Dexter Dodgeball (5/5/96) – Morning dawns at Dexter’s residence. The boy genius has his morning routine completely automated, using some ideas that seem right out of the Jetsons, with a vacuum tube to suck him out of bed, and a conveyor belt full of gadgets to get him showered and dressed in the fashion of an automatic car wash. His family nemesis, big sister Dee Dee, takes a back seat in this episode, although she is briefly seen engaged in her dimwitted meddling down in the lab, anointing one of Dexter’s inventions with decorative lipstick and a ballet tutu. Before Dexter leaves for school, he approaches a pedestal where a special object is placed in prominence under a glass dome – a piece of paper, on which are emblazoned the magic words “Gym Excuse”. Dexter is obviously not the athletic type, having no muscles and appearing about two feet in stature, and a chorus of heavenly voices is heard as he takes this precious artifact out of its casing – his life-saving ticket for survival through the average school day. However, this is not to be his day. As usual when gym period is called at school, Dexter presents his note to the window of the gym instructor, reading “Please exuse Dexter forever.” But an unfamiliar voice behind the window responds “What’s this cra_?” A huge shadow looms over Dexter, followed by an equally huge hulk of an instructor, who identifies himself as the new substitute coach. Dexter stammers, then manages to utter “B-but my excuse.” “What excuse??!!” snarls the coach, tearing the precious document in two. “SUIT UP!!!” he roars, blowing his whistle, then announces the day’s activity – “DODGE BALL!!!!” For the first time, Dexter is subjected to a sport he has no idea how to handle. His comrades on the field quickly fall around him, as a trio of bullies who are the reigning school champs of the game systematically take them out of battle with stunning blows from their flying orbs. Now only Dexter remains standing against them – the trio having saved dessert for last. Over the course of a week’s activities, Dexter receives every kind of blow imaginable as the trio hurl their spheres at him. One of the best gags has a ball, on which the brand name “Boit” (instead of “Voit”) visibly appears, hitting Dexter so hard in the forehead that he is left with a reverse-impression of the trademark etched across his head. The weekend finally arrives, Dexter having barely survived a Friday afternoon low blow that hit where a boy would feel it the most, and Dexter lies sleepless at night, still doubled up in pain, and visualizing nightmares of the next week ahead. A day’s reflection gets his mind percolating, Dexter style, and his weekend is spent busy with secret activity in the lab. When P.E. period arrives the following Monday, the bullies now find themselves in a looming shadow. Dexter has suited up in his own fashion – a huge, robotic suit of armor, equipped with both shields and jet-propelled ball-launchers. Now, it’s the bullies’ turn to dodge rubber, as Dexter delights in doling out all he has taken over the past week, plus a goodly dose more for vengeance. With all the camera moves of an anime battle, Dexter scores hit after hit upon the trio – even resorting to flushing out one of the three who takes refuge under the jungle gym by launching in two sticks of lit dynamite, just to get through his score with the rubber sphere. Dexter stands in a glowing aura, triumphant over the playground as the last man standing. Note I did say, “man”, as in his moment of victory, one last ball appears from nowhere, conking Dexter on the head. “You’re out”, rings out the all-too-familiar voice of his meddling sister Dee Dee, appearing from nowhere for the final shot, as Dexter collapses for the iris out.

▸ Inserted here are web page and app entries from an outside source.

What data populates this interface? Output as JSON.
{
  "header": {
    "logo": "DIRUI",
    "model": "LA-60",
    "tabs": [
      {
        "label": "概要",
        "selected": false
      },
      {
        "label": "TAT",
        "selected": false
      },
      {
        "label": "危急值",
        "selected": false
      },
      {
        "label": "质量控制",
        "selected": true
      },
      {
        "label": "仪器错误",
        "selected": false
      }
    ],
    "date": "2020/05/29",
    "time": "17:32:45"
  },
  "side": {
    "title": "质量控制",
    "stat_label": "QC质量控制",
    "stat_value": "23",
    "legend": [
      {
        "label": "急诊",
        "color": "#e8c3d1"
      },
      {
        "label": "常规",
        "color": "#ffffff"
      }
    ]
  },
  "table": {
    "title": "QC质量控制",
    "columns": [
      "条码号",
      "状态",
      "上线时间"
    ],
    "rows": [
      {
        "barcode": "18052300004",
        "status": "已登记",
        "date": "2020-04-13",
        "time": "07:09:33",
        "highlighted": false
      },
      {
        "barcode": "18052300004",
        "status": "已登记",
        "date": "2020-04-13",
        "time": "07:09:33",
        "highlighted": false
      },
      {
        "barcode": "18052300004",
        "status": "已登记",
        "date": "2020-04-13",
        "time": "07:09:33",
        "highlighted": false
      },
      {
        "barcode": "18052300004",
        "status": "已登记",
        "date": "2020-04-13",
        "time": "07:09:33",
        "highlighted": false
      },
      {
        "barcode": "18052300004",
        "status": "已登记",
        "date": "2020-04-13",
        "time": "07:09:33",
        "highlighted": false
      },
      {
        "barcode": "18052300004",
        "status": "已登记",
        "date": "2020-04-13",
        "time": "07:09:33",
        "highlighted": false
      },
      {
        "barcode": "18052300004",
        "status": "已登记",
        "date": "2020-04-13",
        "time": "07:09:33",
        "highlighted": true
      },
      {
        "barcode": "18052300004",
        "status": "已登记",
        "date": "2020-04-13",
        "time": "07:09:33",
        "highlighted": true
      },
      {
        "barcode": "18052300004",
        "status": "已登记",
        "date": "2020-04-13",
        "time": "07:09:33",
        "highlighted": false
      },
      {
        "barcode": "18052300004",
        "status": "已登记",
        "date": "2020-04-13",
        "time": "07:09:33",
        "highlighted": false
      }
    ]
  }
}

We’ll likely return to Dexter’s further adventures in a subsequent installment. A mish-mosh of more studios, next time.